→ DATASET EXCERPTS
---------------

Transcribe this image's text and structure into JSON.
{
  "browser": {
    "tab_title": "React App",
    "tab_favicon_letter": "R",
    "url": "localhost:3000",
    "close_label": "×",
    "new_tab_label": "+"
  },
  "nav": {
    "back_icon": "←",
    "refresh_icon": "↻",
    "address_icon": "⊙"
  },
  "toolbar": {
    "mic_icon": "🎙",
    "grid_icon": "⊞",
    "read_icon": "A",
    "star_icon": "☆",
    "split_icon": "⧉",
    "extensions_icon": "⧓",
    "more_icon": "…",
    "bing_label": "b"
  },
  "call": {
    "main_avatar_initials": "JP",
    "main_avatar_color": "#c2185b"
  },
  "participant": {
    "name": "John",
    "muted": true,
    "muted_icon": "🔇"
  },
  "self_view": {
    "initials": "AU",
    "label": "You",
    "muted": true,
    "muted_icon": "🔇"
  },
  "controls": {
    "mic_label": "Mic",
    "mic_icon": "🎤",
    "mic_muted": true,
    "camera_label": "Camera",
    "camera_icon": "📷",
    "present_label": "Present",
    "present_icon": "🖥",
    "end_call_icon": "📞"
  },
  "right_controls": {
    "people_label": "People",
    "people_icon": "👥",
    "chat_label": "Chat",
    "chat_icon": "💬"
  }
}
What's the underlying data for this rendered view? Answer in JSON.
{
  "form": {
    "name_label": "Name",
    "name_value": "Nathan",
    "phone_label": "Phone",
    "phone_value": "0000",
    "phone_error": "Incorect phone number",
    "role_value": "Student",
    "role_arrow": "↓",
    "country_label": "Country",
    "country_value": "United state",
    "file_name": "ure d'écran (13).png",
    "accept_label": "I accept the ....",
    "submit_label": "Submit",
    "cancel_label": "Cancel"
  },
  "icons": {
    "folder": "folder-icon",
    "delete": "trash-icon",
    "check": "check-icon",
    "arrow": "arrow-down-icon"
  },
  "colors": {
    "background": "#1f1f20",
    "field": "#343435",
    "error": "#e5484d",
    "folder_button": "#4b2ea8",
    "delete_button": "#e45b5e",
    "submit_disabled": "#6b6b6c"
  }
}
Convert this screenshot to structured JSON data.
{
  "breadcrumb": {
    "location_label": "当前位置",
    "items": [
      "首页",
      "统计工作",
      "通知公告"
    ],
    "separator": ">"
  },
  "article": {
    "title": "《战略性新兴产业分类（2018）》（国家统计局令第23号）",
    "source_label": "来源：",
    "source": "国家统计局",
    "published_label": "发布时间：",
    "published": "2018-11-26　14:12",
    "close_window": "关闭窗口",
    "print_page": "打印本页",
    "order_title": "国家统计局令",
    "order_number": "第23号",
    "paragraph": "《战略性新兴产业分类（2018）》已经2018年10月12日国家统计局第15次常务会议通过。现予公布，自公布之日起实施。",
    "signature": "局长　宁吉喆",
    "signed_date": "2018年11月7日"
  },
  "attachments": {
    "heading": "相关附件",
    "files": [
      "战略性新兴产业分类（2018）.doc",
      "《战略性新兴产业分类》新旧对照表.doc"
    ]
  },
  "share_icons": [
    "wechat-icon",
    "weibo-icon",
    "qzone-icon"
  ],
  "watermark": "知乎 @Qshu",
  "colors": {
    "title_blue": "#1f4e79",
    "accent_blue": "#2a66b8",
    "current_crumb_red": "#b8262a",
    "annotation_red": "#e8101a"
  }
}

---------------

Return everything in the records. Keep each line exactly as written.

Transcribe this image's text and structure into JSON.
{
  "browser": {
    "tab_title": "React App",
    "tab_favicon_letter": "R",
    "url": "localhost:3000",
    "close_label": "×",
    "new_tab_label": "+"
  },
  "nav": {
    "back_icon": "←",
    "refresh_icon": "↻",
    "address_icon": "⊙"
  },
  "toolbar": {
    "mic_icon": "🎙",
    "grid_icon": "⊞",
    "read_icon": "A",
    "star_icon": "☆",
    "split_icon": "⧉",
    "extensions_icon": "⧓",
    "more_icon": "…",
    "bing_label": "b"
  },
  "call": {
    "main_avatar_initials": "JP",
    "main_avatar_color": "#c2185b"
  },
  "participant": {
    "name": "John",
    "muted": true,
    "muted_icon": "🔇"
  },
  "self_view": {
    "initials": "AU",
    "label": "You",
    "muted": true,
    "muted_icon": "🔇"
  },
  "controls": {
    "mic_label": "Mic",
    "mic_icon": "🎤",
    "mic_muted": true,
    "camera_label": "Camera",
    "camera_icon": "📷",
    "present_label": "Present",
    "present_icon": "🖥",
    "end_call_icon": "📞"
  },
  "right_controls": {
    "people_label": "People",
    "people_icon": "👥",
    "chat_label": "Chat",
    "chat_icon": "💬"
  }
}
What's the underlying data for this rendered view? Answer in JSON.
{
  "form": {
    "name_label": "Name",
    "name_value": "Nathan",
    "phone_label": "Phone",
    "phone_value": "0000",
    "phone_error": "Incorect phone number",
    "role_value": "Student",
    "role_arrow": "↓",
    "country_label": "Country",
    "country_value": "United state",
    "file_name": "ure d'écran (13).png",
    "accept_label": "I accept the ....",
    "submit_label": "Submit",
    "cancel_label": "Cancel"
  },
  "icons": {
    "folder": "folder-icon",
    "delete": "trash-icon",
    "check": "check-icon",
    "arrow": "arrow-down-icon"
  },
  "colors": {
    "background": "#1f1f20",
    "field": "#343435",
    "error": "#e5484d",
    "folder_button": "#4b2ea8",
    "delete_button": "#e45b5e",
    "submit_disabled": "#6b6b6c"
  }
}
Convert this screenshot to structured JSON data.
{
  "breadcrumb": {
    "location_label": "当前位置",
    "items": [
      "首页",
      "统计工作",
      "通知公告"
    ],
    "separator": ">"
  },
  "article": {
    "title": "《战略性新兴产业分类（2018）》（国家统计局令第23号）",
    "source_label": "来源：",
    "source": "国家统计局",
    "published_label": "发布时间：",
    "published": "2018-11-26　14:12",
    "close_window": "关闭窗口",
    "print_page": "打印本页",
    "order_title": "国家统计局令",
    "order_number": "第23号",
    "paragraph": "《战略性新兴产业分类（2018）》已经2018年10月12日国家统计局第15次常务会议通过。现予公布，自公布之日起实施。",
    "signature": "局长　宁吉喆",
    "signed_date": "2018年11月7日"
  },
  "attachments": {
    "heading": "相关附件",
    "files": [
      "战略性新兴产业分类（2018）.doc",
      "《战略性新兴产业分类》新旧对照表.doc"
    ]
  },
  "share_icons": [
    "wechat-icon",
    "weibo-icon",
    "qzone-icon"
  ],
  "watermark": "知乎 @Qshu",
  "colors": {
    "title_blue": "#1f4e79",
    "accent_blue": "#2a66b8",
    "current_crumb_red": "#b8262a",
    "annotation_red": "#e8101a"
  }
}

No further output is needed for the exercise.